Lewy body disease, also called dementia with Lewy bodies, is a neurological disease that affects cognitive functions. It develops due to deposits of conglomerates proteins, Lewy bodies, in brain cells, thus disturbing the normal functioning of the brain. On some points, dementia with Lewy bodies is very similar to Alzheimer's disease
or Parkinson's disease
. It is distinguished by a generally more rapid and marked deterioration of mental faculties. Like other neurodegenerative dementias, it affects the elderly.
Symptoms of Lewy body disease are:
- a decrease in attention abilities, alertness, coupled with sleepiness;
- a loss of spatial reasoning;
- behavioral problems with delusions and misconceptions of realities;
- a progressive loss of intellectual function: practical reasoning, language, making simple calculations;
- a progressive deterioration of memory;
- occasionally, visual hallucinations;
- depressive symptoms;
- extrapyramidal syndrome (which is similar to Parkinson's disease) with tremors, difficulty in movement and walking and contracted muscles;
- repeated falls.
The intensity of these symptoms varies greatly one day to another.
The diagnosis is made after the examination of the patient: the assessment of cognitive and motor capacities and the elimination of other possible disorders, the symptoms of Lewy body disease being quite similar to those of other neurological disorders. A grouping of evidence confirms the diagnosis, and is often reinforced by a number of neuropsychological tests to assess all of the above capabilities in the individual.

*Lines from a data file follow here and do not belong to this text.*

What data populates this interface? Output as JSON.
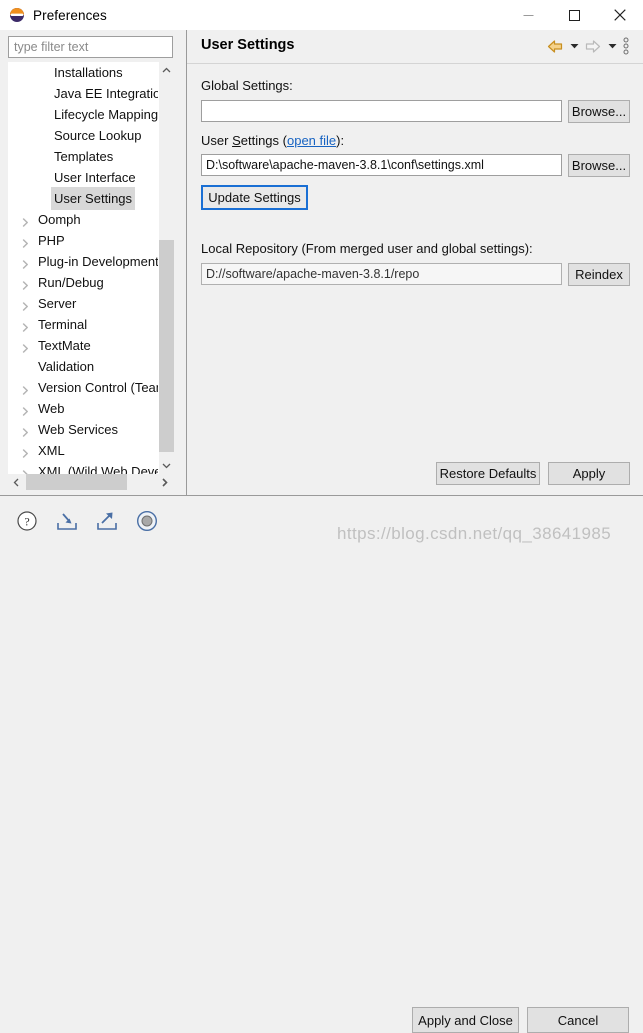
{
  "window": {
    "title": "Preferences",
    "icon": "eclipse-icon",
    "controls": {
      "minimize": "—",
      "maximize": "☐",
      "close": "✕"
    }
  },
  "sidebar": {
    "filter": {
      "placeholder": "type filter text",
      "value": ""
    },
    "tree": [
      {
        "label": "Installations",
        "expandable": false,
        "child": true,
        "selected": false
      },
      {
        "label": "Java EE Integration",
        "expandable": false,
        "child": true,
        "selected": false
      },
      {
        "label": "Lifecycle Mappings",
        "expandable": false,
        "child": true,
        "selected": false
      },
      {
        "label": "Source Lookup",
        "expandable": false,
        "child": true,
        "selected": false
      },
      {
        "label": "Templates",
        "expandable": false,
        "child": true,
        "selected": false
      },
      {
        "label": "User Interface",
        "expandable": false,
        "child": true,
        "selected": false
      },
      {
        "label": "User Settings",
        "expandable": false,
        "child": true,
        "selected": true
      },
      {
        "label": "Oomph",
        "expandable": true,
        "child": false,
        "selected": false
      },
      {
        "label": "PHP",
        "expandable": true,
        "child": false,
        "selected": false
      },
      {
        "label": "Plug-in Development",
        "expandable": true,
        "child": false,
        "selected": false
      },
      {
        "label": "Run/Debug",
        "expandable": true,
        "child": false,
        "selected": false
      },
      {
        "label": "Server",
        "expandable": true,
        "child": false,
        "selected": false
      },
      {
        "label": "Terminal",
        "expandable": true,
        "child": false,
        "selected": false
      },
      {
        "label": "TextMate",
        "expandable": true,
        "child": false,
        "selected": false
      },
      {
        "label": "Validation",
        "expandable": false,
        "child": false,
        "selected": false
      },
      {
        "label": "Version Control (Team",
        "expandable": true,
        "child": false,
        "selected": false
      },
      {
        "label": "Web",
        "expandable": true,
        "child": false,
        "selected": false
      },
      {
        "label": "Web Services",
        "expandable": true,
        "child": false,
        "selected": false
      },
      {
        "label": "XML",
        "expandable": true,
        "child": false,
        "selected": false
      },
      {
        "label": "XML (Wild Web Devel",
        "expandable": true,
        "child": false,
        "selected": false
      }
    ]
  },
  "page": {
    "title": "User Settings",
    "toolbar": {
      "back": "back-arrow-icon",
      "back_menu": "chevron-down-icon",
      "forward": "forward-arrow-icon",
      "forward_menu": "chevron-down-icon",
      "view_menu": "vertical-dots-icon"
    },
    "global_settings": {
      "label": "Global Settings:",
      "value": "",
      "browse_label": "Browse..."
    },
    "user_settings": {
      "label_before": "User ",
      "label_mnemonic": "S",
      "label_after": "ettings (",
      "link": "open file",
      "label_close": "):",
      "value": "D:\\software\\apache-maven-3.8.1\\conf\\settings.xml",
      "browse_label": "Browse...",
      "update_label": "Update Settings"
    },
    "local_repository": {
      "label": "Local Repository (From merged user and global settings):",
      "value": "D://software/apache-maven-3.8.1/repo",
      "reindex_label": "Reindex"
    },
    "restore_defaults_label": "Restore Defaults",
    "apply_label": "Apply"
  },
  "footer": {
    "icons": [
      {
        "name": "help-icon"
      },
      {
        "name": "import-icon"
      },
      {
        "name": "export-icon"
      },
      {
        "name": "record-icon"
      }
    ],
    "apply_and_close_label": "Apply and Close",
    "cancel_label": "Cancel"
  },
  "watermark": {
    "text": "https://blog.csdn.net/qq_38641985"
  },
  "colors": {
    "accent_link": "#1763c2",
    "focus_border": "#1a6fd4",
    "selection": "#d8d8d8",
    "panel_bg": "#f0f0f0",
    "tree_bg": "#ffffff",
    "back_arrow": "#e8a33d"
  }
}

Lewy body disease has, to date, no known cure, which causes problems, especially since it is rapidly evolving. The treatment will be symptomatic and will hope to slow the progression and improve cognitive abilities. Physiotherapy allows the patient to fight against motor disorders. Antipsychotics should not be used, as an abnormal use of this substance may cause its over-accumulation in the body.
Original article published by
. Translated by Jeff